-------- Supplied information --------
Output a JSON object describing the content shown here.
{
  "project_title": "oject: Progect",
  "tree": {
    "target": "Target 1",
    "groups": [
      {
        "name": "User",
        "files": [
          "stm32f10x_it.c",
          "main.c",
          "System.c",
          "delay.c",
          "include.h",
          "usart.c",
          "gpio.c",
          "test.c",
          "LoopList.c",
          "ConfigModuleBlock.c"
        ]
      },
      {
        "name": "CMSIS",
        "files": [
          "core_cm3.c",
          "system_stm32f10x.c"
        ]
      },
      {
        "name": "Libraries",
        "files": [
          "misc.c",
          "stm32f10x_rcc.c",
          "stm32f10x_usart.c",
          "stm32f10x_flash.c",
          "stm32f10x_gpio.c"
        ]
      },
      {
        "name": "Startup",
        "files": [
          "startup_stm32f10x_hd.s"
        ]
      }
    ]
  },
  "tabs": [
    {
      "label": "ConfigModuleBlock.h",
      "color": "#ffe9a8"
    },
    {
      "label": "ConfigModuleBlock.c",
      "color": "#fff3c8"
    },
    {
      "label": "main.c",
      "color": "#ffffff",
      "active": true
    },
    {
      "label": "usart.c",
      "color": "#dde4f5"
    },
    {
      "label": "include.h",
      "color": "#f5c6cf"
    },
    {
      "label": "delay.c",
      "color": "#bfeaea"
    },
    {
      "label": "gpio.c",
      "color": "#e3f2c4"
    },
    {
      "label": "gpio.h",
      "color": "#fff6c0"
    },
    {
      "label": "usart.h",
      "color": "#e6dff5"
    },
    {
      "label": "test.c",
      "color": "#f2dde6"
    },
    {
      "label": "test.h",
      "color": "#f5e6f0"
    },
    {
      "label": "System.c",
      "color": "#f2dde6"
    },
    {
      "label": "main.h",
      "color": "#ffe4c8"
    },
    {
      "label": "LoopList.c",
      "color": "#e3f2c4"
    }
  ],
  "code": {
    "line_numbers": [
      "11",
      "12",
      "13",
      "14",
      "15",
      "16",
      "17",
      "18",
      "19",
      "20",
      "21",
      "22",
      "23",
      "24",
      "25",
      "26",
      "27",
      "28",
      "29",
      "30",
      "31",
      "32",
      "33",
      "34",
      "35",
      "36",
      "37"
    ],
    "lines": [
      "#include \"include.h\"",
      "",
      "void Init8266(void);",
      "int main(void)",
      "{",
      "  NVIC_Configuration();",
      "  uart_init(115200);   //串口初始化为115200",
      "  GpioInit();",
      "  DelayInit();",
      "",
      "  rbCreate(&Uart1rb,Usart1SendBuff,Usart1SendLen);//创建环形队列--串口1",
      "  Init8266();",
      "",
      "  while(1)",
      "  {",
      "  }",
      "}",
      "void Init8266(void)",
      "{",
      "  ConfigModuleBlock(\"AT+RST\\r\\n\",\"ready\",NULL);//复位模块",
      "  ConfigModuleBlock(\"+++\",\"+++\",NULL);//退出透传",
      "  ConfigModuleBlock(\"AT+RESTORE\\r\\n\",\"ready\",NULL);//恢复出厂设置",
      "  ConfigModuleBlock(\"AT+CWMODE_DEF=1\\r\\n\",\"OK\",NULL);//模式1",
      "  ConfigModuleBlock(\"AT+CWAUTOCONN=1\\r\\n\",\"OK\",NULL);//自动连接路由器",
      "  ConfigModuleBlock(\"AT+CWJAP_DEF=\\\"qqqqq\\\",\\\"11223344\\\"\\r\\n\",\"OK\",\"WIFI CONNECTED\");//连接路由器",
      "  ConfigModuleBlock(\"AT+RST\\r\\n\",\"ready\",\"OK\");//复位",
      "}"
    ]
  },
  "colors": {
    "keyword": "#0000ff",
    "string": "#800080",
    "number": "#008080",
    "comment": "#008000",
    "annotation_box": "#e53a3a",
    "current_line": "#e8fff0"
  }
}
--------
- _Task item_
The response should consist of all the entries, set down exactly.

- _Result of the task_
Output a JSON object describing the content shown here.
{
  "project_title": "oject: Progect",
  "tree": {
    "target": "Target 1",
    "groups": [
      {
        "name": "User",
        "files": [
          "stm32f10x_it.c",
          "main.c",
          "System.c",
          "delay.c",
          "include.h",
          "usart.c",
          "gpio.c",
          "test.c",
          "LoopList.c",
          "ConfigModuleBlock.c"
        ]
      },
      {
        "name": "CMSIS",
        "files": [
          "core_cm3.c",
          "system_stm32f10x.c"
        ]
      },
      {
        "name": "Libraries",
        "files": [
          "misc.c",
          "stm32f10x_rcc.c",
          "stm32f10x_usart.c",
          "stm32f10x_flash.c",
          "stm32f10x_gpio.c"
        ]
      },
      {
        "name": "Startup",
        "files": [
          "startup_stm32f10x_hd.s"
        ]
      }
    ]
  },
  "tabs": [
    {
      "label": "ConfigModuleBlock.h",
      "color": "#ffe9a8"
    },
    {
      "label": "ConfigModuleBlock.c",
      "color": "#fff3c8"
    },
    {
      "label": "main.c",
      "color": "#ffffff",
      "active": true
    },
    {
      "label": "usart.c",
      "color": "#dde4f5"
    },
    {
      "label": "include.h",
      "color": "#f5c6cf"
    },
    {
      "label": "delay.c",
      "color": "#bfeaea"
    },
    {
      "label": "gpio.c",
      "color": "#e3f2c4"
    },
    {
      "label": "gpio.h",
      "color": "#fff6c0"
    },
    {
      "label": "usart.h",
      "color": "#e6dff5"
    },
    {
      "label": "test.c",
      "color": "#f2dde6"
    },
    {
      "label": "test.h",
      "color": "#f5e6f0"
    },
    {
      "label": "System.c",
      "color": "#f2dde6"
    },
    {
      "label": "main.h",
      "color": "#ffe4c8"
    },
    {
      "label": "LoopList.c",
      "color": "#e3f2c4"
    }
  ],
  "code": {
    "line_numbers": [
      "11",
      "12",
      "13",
      "14",
      "15",
      "16",
      "17",
      "18",
      "19",
      "20",
      "21",
      "22",
      "23",
      "24",
      "25",
      "26",
      "27",
      "28",
      "29",
      "30",
      "31",
      "32",
      "33",
      "34",
      "35",
      "36",
      "37"
    ],
    "lines": [
      "#include \"include.h\"",
      "",
      "void Init8266(void);",
      "int main(void)",
      "{",
      "  NVIC_Configuration();",
      "  uart_init(115200);   //串口初始化为115200",
      "  GpioInit();",
      "  DelayInit();",
      "",
      "  rbCreate(&Uart1rb,Usart1SendBuff,Usart1SendLen);//创建环形队列--串口1",
      "  Init8266();",
      "",
      "  while(1)",
      "  {",
      "  }",
      "}",
      "void Init8266(void)",
      "{",
      "  ConfigModuleBlock(\"AT+RST\\r\\n\",\"ready\",NULL);//复位模块",
      "  ConfigModuleBlock(\"+++\",\"+++\",NULL);//退出透传",
      "  ConfigModuleBlock(\"AT+RESTORE\\r\\n\",\"ready\",NULL);//恢复出厂设置",
      "  ConfigModuleBlock(\"AT+CWMODE_DEF=1\\r\\n\",\"OK\",NULL);//模式1",
      "  ConfigModuleBlock(\"AT+CWAUTOCONN=1\\r\\n\",\"OK\",NULL);//自动连接路由器",
      "  ConfigModuleBlock(\"AT+CWJAP_DEF=\\\"qqqqq\\\",\\\"11223344\\\"\\r\\n\",\"OK\",\"WIFI CONNECTED\");//连接路由器",
      "  ConfigModuleBlock(\"AT+RST\\r\\n\",\"ready\",\"OK\");//复位",
      "}"
    ]
  },
  "colors": {
    "keyword": "#0000ff",
    "string": "#800080",
    "number": "#008080",
    "comment": "#008000",
    "annotation_box": "#e53a3a",
    "current_line": "#e8fff0"
  }
}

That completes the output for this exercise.